[RECORDS PROVIDED Boundary: Start]

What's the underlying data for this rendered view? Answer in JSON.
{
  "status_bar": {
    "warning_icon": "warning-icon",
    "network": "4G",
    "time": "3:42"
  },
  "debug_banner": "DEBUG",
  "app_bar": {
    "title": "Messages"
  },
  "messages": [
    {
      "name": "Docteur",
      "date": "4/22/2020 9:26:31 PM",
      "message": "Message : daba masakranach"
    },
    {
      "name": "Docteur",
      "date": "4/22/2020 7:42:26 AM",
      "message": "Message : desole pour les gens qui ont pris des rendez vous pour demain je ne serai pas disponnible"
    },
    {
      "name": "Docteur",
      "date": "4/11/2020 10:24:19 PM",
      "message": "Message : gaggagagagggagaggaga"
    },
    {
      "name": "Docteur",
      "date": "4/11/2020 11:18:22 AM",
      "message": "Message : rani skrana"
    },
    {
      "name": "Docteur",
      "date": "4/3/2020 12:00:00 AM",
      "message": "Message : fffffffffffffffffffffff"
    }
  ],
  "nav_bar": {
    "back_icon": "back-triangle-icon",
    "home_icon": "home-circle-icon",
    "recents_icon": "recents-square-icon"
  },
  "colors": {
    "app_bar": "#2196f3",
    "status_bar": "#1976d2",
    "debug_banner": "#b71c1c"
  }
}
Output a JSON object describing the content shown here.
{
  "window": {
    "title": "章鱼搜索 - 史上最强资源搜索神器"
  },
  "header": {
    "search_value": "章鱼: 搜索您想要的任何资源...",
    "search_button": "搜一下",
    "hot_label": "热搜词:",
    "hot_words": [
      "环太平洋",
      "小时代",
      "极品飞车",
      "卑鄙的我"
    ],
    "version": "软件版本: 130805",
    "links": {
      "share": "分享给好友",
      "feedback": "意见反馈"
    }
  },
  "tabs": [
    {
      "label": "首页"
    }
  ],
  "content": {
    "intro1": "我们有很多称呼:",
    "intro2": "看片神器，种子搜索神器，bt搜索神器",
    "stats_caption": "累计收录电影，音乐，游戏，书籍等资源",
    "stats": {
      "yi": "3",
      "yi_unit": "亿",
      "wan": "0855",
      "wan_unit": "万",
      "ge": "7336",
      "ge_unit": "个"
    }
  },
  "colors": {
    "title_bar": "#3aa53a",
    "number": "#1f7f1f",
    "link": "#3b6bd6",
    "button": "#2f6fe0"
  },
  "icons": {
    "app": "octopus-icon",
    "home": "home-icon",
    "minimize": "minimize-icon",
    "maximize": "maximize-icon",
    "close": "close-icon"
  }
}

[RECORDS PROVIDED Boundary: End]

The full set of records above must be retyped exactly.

What's the underlying data for this rendered view? Answer in JSON.
{
  "status_bar": {
    "warning_icon": "warning-icon",
    "network": "4G",
    "time": "3:42"
  },
  "debug_banner": "DEBUG",
  "app_bar": {
    "title": "Messages"
  },
  "messages": [
    {
      "name": "Docteur",
      "date": "4/22/2020 9:26:31 PM",
      "message": "Message : daba masakranach"
    },
    {
      "name": "Docteur",
      "date": "4/22/2020 7:42:26 AM",
      "message": "Message : desole pour les gens qui ont pris des rendez vous pour demain je ne serai pas disponnible"
    },
    {
      "name": "Docteur",
      "date": "4/11/2020 10:24:19 PM",
      "message": "Message : gaggagagagggagaggaga"
    },
    {
      "name": "Docteur",
      "date": "4/11/2020 11:18:22 AM",
      "message": "Message : rani skrana"
    },
    {
      "name": "Docteur",
      "date": "4/3/2020 12:00:00 AM",
      "message": "Message : fffffffffffffffffffffff"
    }
  ],
  "nav_bar": {
    "back_icon": "back-triangle-icon",
    "home_icon": "home-circle-icon",
    "recents_icon": "recents-square-icon"
  },
  "colors": {
    "app_bar": "#2196f3",
    "status_bar": "#1976d2",
    "debug_banner": "#b71c1c"
  }
}
Output a JSON object describing the content shown here.
{
  "window": {
    "title": "章鱼搜索 - 史上最强资源搜索神器"
  },
  "header": {
    "search_value": "章鱼: 搜索您想要的任何资源...",
    "search_button": "搜一下",
    "hot_label": "热搜词:",
    "hot_words": [
      "环太平洋",
      "小时代",
      "极品飞车",
      "卑鄙的我"
    ],
    "version": "软件版本: 130805",
    "links": {
      "share": "分享给好友",
      "feedback": "意见反馈"
    }
  },
  "tabs": [
    {
      "label": "首页"
    }
  ],
  "content": {
    "intro1": "我们有很多称呼:",
    "intro2": "看片神器，种子搜索神器，bt搜索神器",
    "stats_caption": "累计收录电影，音乐，游戏，书籍等资源",
    "stats": {
      "yi": "3",
      "yi_unit": "亿",
      "wan": "0855",
      "wan_unit": "万",
      "ge": "7336",
      "ge_unit": "个"
    }
  },
  "colors": {
    "title_bar": "#3aa53a",
    "number": "#1f7f1f",
    "link": "#3b6bd6",
    "button": "#2f6fe0"
  },
  "icons": {
    "app": "octopus-icon",
    "home": "home-icon",
    "minimize": "minimize-icon",
    "maximize": "maximize-icon",
    "close": "close-icon"
  }
}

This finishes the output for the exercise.